March 07, 2007

Gendered generics

Sunday's New York Times Book Review (3/4/07) had two pieces with singular generic pronouns in them.  In each case, the reviewer was a woman, the author of the book was a woman, and the subject of the book was a woman.  But the reviews made two different choices of anaphors for a singular indefinite antecedent.

Here's Elsa Dixler reviewing Gail Levin's book on Judy Chicago (p. 22; anaphoric pronouns are bold-faced):

Every artist "becomes" herself as she matures, but for Judith Sylvia Cohen [Judy Chicago], the process was political as well as artistic.

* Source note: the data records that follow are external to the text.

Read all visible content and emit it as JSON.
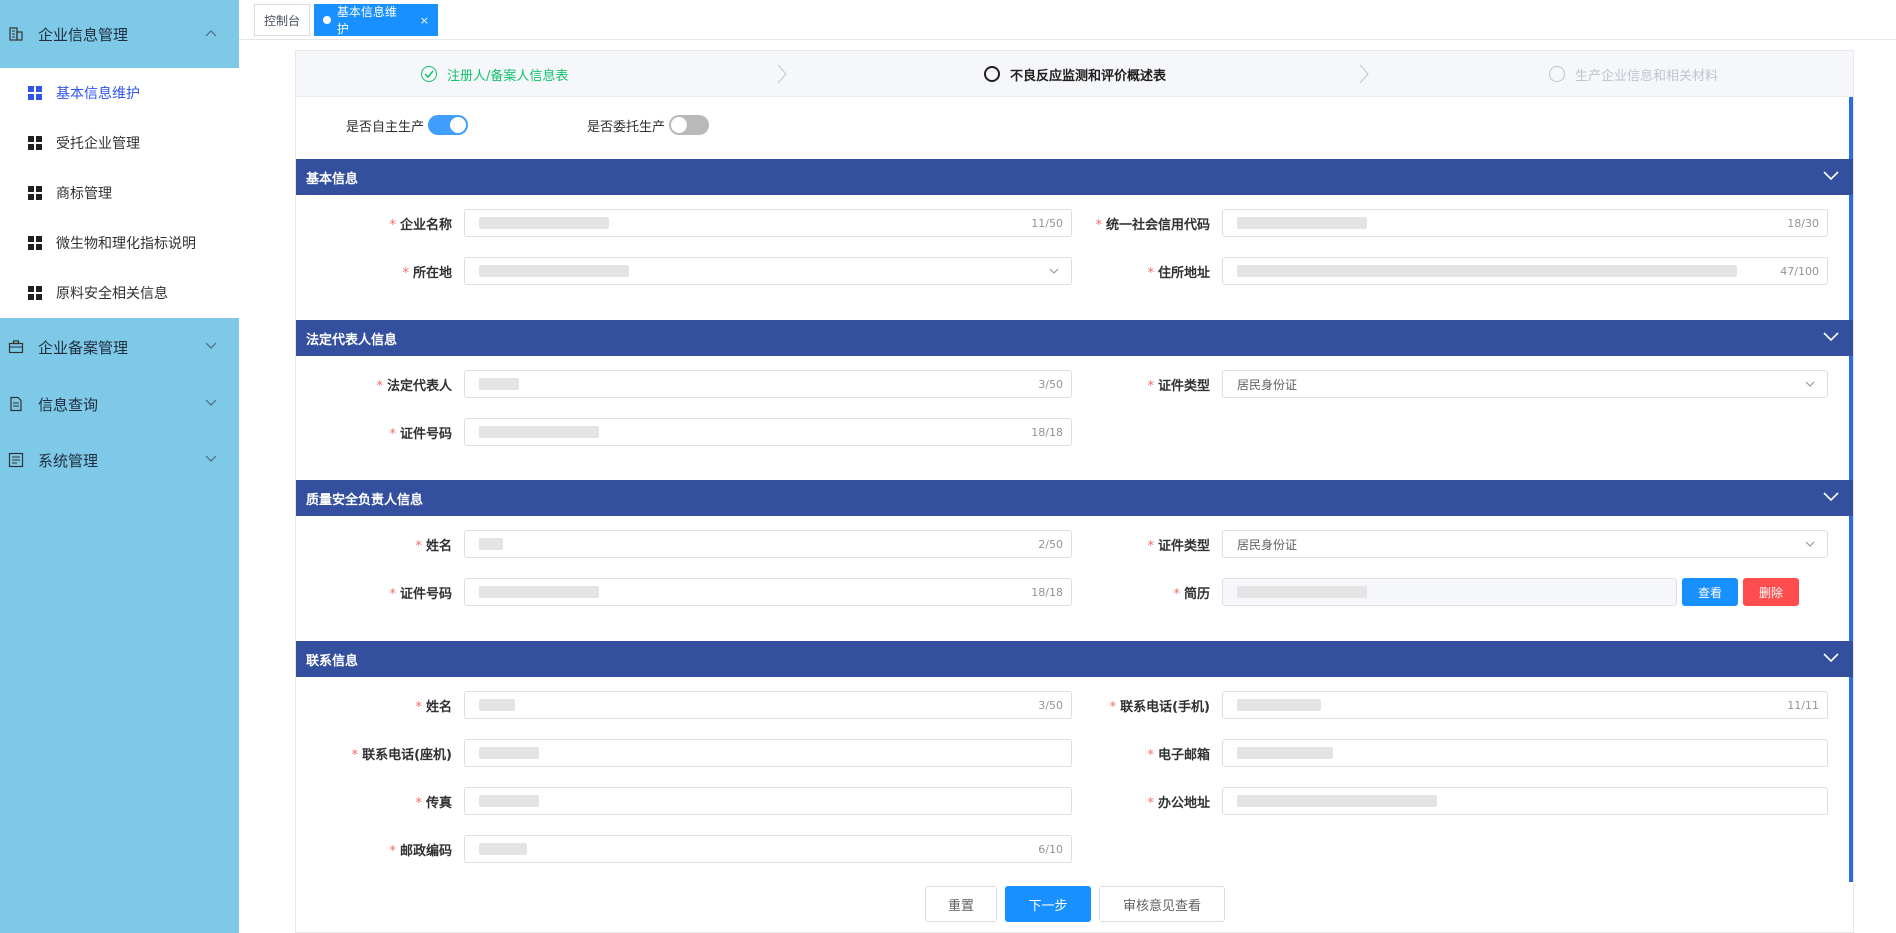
{
  "sidebar": {
    "groups": [
      {
        "label": "企业信息管理",
        "icon": "building-icon"
      },
      {
        "label": "企业备案管理",
        "icon": "briefcase-icon"
      },
      {
        "label": "信息查询",
        "icon": "document-icon"
      },
      {
        "label": "系统管理",
        "icon": "settings-panel-icon"
      }
    ],
    "items": [
      {
        "label": "基本信息维护"
      },
      {
        "label": "受托企业管理"
      },
      {
        "label": "商标管理"
      },
      {
        "label": "微生物和理化指标说明"
      },
      {
        "label": "原料安全相关信息"
      }
    ]
  },
  "tabs": [
    {
      "label": "控制台"
    },
    {
      "label": "基本信息维护",
      "close": "×"
    }
  ],
  "steps": [
    {
      "label": "注册人/备案人信息表",
      "state": "done"
    },
    {
      "label": "不良反应监测和评价概述表",
      "state": "current"
    },
    {
      "label": "生产企业信息和相关材料",
      "state": "pending"
    }
  ],
  "toggles": [
    {
      "label": "是否自主生产",
      "on": true
    },
    {
      "label": "是否委托生产",
      "on": false
    }
  ],
  "sections": {
    "basic": {
      "title": "基本信息",
      "company_name": {
        "label": "企业名称",
        "count": "11/50"
      },
      "credit_code": {
        "label": "统一社会信用代码",
        "count": "18/30"
      },
      "location": {
        "label": "所在地"
      },
      "address": {
        "label": "住所地址",
        "count": "47/100"
      }
    },
    "legal": {
      "title": "法定代表人信息",
      "rep": {
        "label": "法定代表人",
        "count": "3/50"
      },
      "id_type": {
        "label": "证件类型",
        "value": "居民身份证"
      },
      "id_no": {
        "label": "证件号码",
        "count": "18/18"
      }
    },
    "quality": {
      "title": "质量安全负责人信息",
      "name": {
        "label": "姓名",
        "count": "2/50"
      },
      "id_type": {
        "label": "证件类型",
        "value": "居民身份证"
      },
      "id_no": {
        "label": "证件号码",
        "count": "18/18"
      },
      "resume": {
        "label": "简历"
      },
      "view_btn": "查看",
      "delete_btn": "删除"
    },
    "contact": {
      "title": "联系信息",
      "name": {
        "label": "姓名",
        "count": "3/50"
      },
      "mobile": {
        "label": "联系电话(手机)",
        "count": "11/11"
      },
      "landline": {
        "label": "联系电话(座机)"
      },
      "email": {
        "label": "电子邮箱"
      },
      "fax": {
        "label": "传真"
      },
      "office": {
        "label": "办公地址"
      },
      "postcode": {
        "label": "邮政编码",
        "count": "6/10"
      }
    }
  },
  "actions": {
    "reset": "重置",
    "next": "下一步",
    "review": "审核意见查看"
  },
  "colors": {
    "sidebar_bg": "#7ec9e8",
    "section_header": "#334f9e",
    "primary": "#1890ff",
    "danger": "#ff4d4f",
    "step_done": "#13c26b",
    "required": "#f56c6c"
  }
}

The choice of feminine pronouns puts things from a woman's perspective, and possibly conveys some identification with the artist.  It's not surprising in this context, and I might not have taken note of it if I hadn't read, a few pages before:

The real pleasure of reading a memoir lies not in the consumption of confessions, but in watching a writer grapple with the reality that shaped him.

This is the beginning of Danielle Trussoni's review of Heather Byer's memoir Sweet (p. 17).  It uses the masculine pronoun, which some writers (but only, apparently, since Lindley Murray in 1795) insist is the only "correct" singular generic, but is famous for suggesting masculine referents rather than referents of either sex.  I found it especially jarring in this context. 

would have worked for me.  In this case, I'd be happy with "singular" them (but themselves... they would be grotesque in Dixler's sentence).  I could, I suppose, tolerate him or her (but himself or herself... he or she would be impossibly awkward in Dixler's sentence).  Re-working the whole thing into the plural -- "The real pleasure of reading memoirs lies not in the consumption of confessions, but in watching writers grapple with the reality that shaped them" -- strikes me as something of an improvement, since it is so clearly generalizing, while Trussoni's singular version invites you to focus on the particular writer under discussion.  (Dixler's sentence could be similarly re-worked -- "All artists 'become' themselves as they mature..." -- though here I rather like the focus on this particular artist.)

It's not hard to construct examples where the masculine pronoun suggests a masculine referent very strongly, for instance:

Someone is knocking at the door, but I can't tell who it is.  He's knocking very loudly.

Someone is an indefinite with specific reference, and anaphoric he appears to identify this person as male.  In the NYTBR examples, the generic pronouns are anaphoric to a NP with non-specific (in fact, universal) reference, and the gender-identification effect is less strong.  But not absent; a masculine generic pronoun is likely to be somewhat misleading.

zwicky at-sign csli period stanford period edu

Posted by Arnold Zwicky at March 7, 2007 06:09 PM